Record Type: RIE
Publication Date: 1975
Pages: 75
Abstractor: N/A
Reference Count: 0
ISBN: N/A
ISSN: N/A
Jobseeking Methods Used by American Workers.
Rosenfeld, Carl; And Others
A nationwide sample survey was conducted in Janurary 1973 to investigate the job search methods workers used and their effectiveness. Prepared by the Bureau of Labor Statistics and the Manpower Administration in cooperation with the Bureau of the Census, the survey covered nearly 16 million employed wage and salary workers 16 years of age and above, who were not in school, and had started their current job in 1972. Two broad categories of search methods are recognized: informal methods, including direct application to employers and asking friends; and formal methods, including State and private employment agencies, school placement offices, union hiring halls, and newspaper advertisements. Seven tables supplement the test, which discusses job seeker characteristics; methods used and their effectiveness; work history and job search; job search timing, duration, and intensity; job refusal; earnings; and suggestions for further study. Half the document is taken up by extensive reference tables. The appendix discusses survey reliability and concepts and presents the questionnaire used. Major findings include: two out of three jobseekers applied directly to employers, with half of them obtaining jobs; greater proportions of blacks than whites asked friends for jobs; and four methods were generally used before a job was found. (LH)
Superintendent of Documents, U.S. Government Printing Office, Washington, D.C. 20402 (Stock Number 029-001-01829-1, $1.35)
Publication Type: Reports - Research
Education Level: N/A
Audience: N/A
Language: N/A
Sponsor: Manpower Administration (DOL), Washington, DC.
Authoring Institution: Bureau of Labor Statistics (DOL), Washington, DC.; Manpower Administration (DOL), Washington, DC.; Bureau of the Census (DOC), Suitland, MD.
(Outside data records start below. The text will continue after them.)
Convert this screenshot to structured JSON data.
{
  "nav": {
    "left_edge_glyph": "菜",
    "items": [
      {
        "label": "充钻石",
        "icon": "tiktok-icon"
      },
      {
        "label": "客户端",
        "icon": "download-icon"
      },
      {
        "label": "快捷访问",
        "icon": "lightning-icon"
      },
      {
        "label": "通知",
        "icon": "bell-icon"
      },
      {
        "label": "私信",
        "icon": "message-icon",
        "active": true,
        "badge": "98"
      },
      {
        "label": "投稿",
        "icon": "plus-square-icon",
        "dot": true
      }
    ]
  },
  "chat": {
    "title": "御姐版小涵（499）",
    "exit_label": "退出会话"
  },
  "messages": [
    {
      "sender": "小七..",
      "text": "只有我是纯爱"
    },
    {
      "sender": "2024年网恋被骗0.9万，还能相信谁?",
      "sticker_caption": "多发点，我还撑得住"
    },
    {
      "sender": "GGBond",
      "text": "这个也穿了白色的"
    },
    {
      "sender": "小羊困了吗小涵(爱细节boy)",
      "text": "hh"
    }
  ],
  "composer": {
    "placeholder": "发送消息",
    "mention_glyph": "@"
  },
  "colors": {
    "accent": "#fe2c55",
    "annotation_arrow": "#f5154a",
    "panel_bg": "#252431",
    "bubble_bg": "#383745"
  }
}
Note: Tables A-1 through J-2 may not reproduce well in microfiche due to the small type; Not available in hard copy due to marginal reproducibility of original document